Tanzania Broadcasting Corporation (TBC), Tido Mhando, on Friday
appeared in court charged with economic sabotage and abuse of
Mhando appeared in
the Kisutu Resident Magistrate’s Court in the commercial capital
Dar es Salaam charged with four counts of abuse of office and
one count of occasioning a loss to the government amounting to
400,000 U.S. dollars.
The charges were
read out by a prosecutor from the Prevention and Combating of
Corruption Bureau (PCCB) Leonard Swai who was assisted by Aneth
Mavika, Pendo Temu and Dismass Muganyizi before Senior Resident
Magistrate Upendo Nongwa.
According to the
charges, on the first count, Mhando, who is currently deputy
chief executive officer of privately owned Azam Media, in June
2008 in Dubai, the United Arab Emirates (UAE), while discharging
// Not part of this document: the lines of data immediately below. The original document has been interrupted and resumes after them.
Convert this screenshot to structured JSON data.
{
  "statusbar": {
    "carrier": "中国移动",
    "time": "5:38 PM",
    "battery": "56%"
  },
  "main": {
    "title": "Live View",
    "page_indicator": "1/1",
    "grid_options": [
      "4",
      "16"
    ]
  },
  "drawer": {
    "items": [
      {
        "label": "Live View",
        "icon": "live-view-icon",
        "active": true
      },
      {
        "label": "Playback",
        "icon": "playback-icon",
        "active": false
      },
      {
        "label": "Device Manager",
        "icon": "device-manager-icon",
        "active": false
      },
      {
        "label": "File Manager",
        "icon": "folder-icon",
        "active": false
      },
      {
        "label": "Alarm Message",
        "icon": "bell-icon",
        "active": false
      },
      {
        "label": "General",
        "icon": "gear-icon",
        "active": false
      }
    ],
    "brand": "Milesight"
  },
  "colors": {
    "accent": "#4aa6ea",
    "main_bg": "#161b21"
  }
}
his functions as TBC director general, intentionally abused his
position by signing a joint venture agreement for operating a
television channel between TBC and Chanel 2 Group Cooperation (BVI)
without floating a tender.
On the second count,
the former TBC chief was charged with intentionally abusing his
position by signing an agreement for digital terrestrial
broadcasting between TBC and BVI without invitation of tenders,
thereby giving undue advantage to BVI.
On the third count,
in August 2008 in Dubai, UAE, being an employee of TBC, he
abused his position by signing an agreement for the purchase,
supply, installation and transmission equipment and broadcasting
towers between TBC and BVI without invitation of tenders,
thereby causing undue advantage to BVI.
According to the
prosecutors, on the fourth count, Mhando intentionally abused
his position by signing an agreement for operating DTT
broadcasting infrastructure between TBC and BVI without floating
The accused denied
all the charges and was released on bail after fulfilling the
set bail conditions.
The accused was
ordered to deposit in court half the amount of the alleged loss
caused as bond or submit a title deed of unmovable property
worth the amount. Another bail condition was to have two
The court also
forbade the accused from travelling outside Dar es Salaam
without the court’s permission.
Mhando had also
worked with the BBC Swahili Service in London in the early 2000s
before joining TBC as the top boss. Prior to joining the BBC, he
worked with Radio Tanzania Dar es Salaam (RTD) and the Voice of
Kenya (VoK) based in Nairobi.